It's NASCAR's World, I Just Live In It

                        

Once you get beyond 2 + 2 = 4, I become a math moron. I have a mental block about numbers. Trying to balance my checkbook is torture; figuring a budget is hell. I have a remarkable memory for history except that dates make my eyes glaze over. Thank heavens, by the time I got into real estate, you could buy calculators that automatically figured monthly payments if the balance was x and the interest rate was y and the term of the mortgage was z. It would not have been cool to tell prospective buyers, "oh, heck, I don't know, somewhere between $300 and $1,000."

So, you can see why I usually just shrug when NASCAR contemplates yet another change in the point system. It doesn't matter to me because I never understood the old point system. When I'm watching a race, I can't automatically figure - "let's see, he's 8th in points and he running third now so if no one else who is higher in points finishes ahead of him, he'll end up jumping up to fifth". No! I count on the announcers to tell me or I simply wait until the race is over and the standings flash on the screen. Everyone tried to convince me the last change made figuring points simpler but not for me.

Now the rumor is that NASCAR will be changing things up again. If what we read is true, there will now be sixteen drivers in the Chase. A win will automatically put you in. If there aren't sixteen different winners, they'll go by the highest in points among non-winners. There will be an elimination system in the final ten races with the field being cut by four after the third, sixth and ninth races, leaving the top four drivers to compete in a winner-take-all final race. Those four would be tied going into Homestead.

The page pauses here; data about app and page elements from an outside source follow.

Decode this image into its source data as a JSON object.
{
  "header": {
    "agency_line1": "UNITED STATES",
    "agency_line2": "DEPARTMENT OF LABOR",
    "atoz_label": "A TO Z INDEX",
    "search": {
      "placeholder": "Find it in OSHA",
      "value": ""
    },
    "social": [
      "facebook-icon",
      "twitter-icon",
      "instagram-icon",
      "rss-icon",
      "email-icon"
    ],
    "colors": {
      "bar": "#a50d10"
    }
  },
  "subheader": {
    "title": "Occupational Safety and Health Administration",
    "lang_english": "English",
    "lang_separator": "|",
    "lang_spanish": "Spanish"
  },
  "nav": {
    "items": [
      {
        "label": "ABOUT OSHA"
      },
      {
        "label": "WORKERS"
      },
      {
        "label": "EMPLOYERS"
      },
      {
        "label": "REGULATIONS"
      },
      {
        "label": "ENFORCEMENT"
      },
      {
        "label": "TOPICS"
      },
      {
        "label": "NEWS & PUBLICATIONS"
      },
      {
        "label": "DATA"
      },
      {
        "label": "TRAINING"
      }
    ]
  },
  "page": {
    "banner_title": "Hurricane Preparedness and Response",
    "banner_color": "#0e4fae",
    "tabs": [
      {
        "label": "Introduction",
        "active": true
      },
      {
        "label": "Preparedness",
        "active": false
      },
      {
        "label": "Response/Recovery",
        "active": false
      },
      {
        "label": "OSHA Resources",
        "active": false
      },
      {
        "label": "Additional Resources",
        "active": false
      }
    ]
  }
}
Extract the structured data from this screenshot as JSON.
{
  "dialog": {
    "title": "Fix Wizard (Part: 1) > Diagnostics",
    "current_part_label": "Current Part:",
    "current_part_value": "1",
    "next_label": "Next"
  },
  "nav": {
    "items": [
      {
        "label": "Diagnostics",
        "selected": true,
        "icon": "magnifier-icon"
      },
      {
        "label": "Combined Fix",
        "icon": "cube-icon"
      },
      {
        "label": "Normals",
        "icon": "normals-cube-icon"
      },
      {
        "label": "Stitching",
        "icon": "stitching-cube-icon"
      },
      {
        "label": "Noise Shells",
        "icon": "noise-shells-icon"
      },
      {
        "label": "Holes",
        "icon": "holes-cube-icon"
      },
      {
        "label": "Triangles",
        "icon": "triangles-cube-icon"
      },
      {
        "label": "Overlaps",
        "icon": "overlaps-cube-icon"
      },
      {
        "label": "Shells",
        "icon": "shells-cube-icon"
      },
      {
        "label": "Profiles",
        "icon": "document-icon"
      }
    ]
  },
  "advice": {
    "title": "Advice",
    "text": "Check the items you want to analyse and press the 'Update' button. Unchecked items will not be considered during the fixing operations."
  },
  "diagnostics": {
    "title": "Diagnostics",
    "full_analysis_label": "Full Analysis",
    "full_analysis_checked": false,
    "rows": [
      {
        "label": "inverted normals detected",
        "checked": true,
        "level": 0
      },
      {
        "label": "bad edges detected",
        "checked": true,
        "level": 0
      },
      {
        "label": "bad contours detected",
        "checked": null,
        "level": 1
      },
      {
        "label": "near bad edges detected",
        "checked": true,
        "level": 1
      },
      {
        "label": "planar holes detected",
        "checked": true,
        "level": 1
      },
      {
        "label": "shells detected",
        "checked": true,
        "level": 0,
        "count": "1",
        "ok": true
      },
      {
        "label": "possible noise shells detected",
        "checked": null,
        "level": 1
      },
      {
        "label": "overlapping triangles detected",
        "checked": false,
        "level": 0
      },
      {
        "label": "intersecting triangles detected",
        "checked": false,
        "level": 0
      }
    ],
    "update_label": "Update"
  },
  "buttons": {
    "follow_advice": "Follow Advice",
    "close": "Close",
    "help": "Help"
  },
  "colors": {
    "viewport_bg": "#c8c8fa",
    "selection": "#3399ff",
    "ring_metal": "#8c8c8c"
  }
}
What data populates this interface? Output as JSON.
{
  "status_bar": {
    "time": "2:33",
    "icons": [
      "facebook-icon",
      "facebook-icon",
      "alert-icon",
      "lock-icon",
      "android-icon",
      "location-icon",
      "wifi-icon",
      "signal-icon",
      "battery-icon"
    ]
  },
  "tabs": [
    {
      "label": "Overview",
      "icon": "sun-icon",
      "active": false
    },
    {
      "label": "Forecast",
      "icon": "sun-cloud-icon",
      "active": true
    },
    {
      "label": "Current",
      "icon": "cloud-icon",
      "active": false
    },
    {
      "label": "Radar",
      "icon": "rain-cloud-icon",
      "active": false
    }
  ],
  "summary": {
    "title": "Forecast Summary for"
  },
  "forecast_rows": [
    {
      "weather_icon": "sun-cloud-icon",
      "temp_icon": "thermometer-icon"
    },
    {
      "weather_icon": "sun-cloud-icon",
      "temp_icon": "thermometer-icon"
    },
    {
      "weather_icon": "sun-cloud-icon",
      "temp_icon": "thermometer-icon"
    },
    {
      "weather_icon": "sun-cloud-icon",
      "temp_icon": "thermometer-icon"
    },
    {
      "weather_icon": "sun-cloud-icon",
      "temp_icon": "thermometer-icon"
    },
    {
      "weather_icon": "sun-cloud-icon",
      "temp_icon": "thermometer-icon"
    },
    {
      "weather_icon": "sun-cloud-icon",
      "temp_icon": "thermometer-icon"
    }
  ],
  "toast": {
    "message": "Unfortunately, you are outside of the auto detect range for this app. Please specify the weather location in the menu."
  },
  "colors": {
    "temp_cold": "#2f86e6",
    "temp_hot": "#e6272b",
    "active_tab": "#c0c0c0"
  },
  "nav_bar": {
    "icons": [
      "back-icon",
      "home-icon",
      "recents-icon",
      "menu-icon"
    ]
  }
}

Someone who understands numbers better than I do (or who is smarter about computers) will have to tell us how that would have affected the Chase in previous years. I know that there were 13 winners in 2013. Dale Earnhardt Jr, Clint Bowyer and Kurt Busch made it in without winning but with only 13 winners, they would have qualified under the new system based on points. Who would the other three have been? Well, David Ragan won a race but didn't make the Chase. So did Brian Vickers (a part-time driver in 2013). Martin Truex, Jr won but was taken out because of the fiasco at Richmond. Tony Stewart won but an injury took him completely off the track for the last part of the season. Denny Hamlin probably would have won a race if not for an accident that caused him to miss several races (he's never not won a race in any year and in fact, won the final race at Homestead). If Smoke and Denny had remained well, it's very possible they both would have made the Chase.

All in all, it doesn't appear to me that this part of the change would make that much difference in terms of who is in and who is out.

Neither does the elimination process. Drivers usually unofficially eliminate themselves as the Chase moves on anyway. But now, having them enter Homestead on a level playing field, that seems as if it could be a real game changer. No one will have the luxury of being able to coast having only to finish 23rd, or whatever, as Jimmie did last year to win the championship. I'm not sure I care for that concept. It seems to give too much influence to a single race but I suppose it would be that 7th inning moment Brian France is looking for.

All of this may simply be NASCAR floating a trial balloon to see what kind of reaction they get and may not ever come to pass.

It doesn't matter much to me either way. Let the sanctioning body do its thing. I'm a NASCAR fan. Put race cars on a track and I'll watch them. End of story.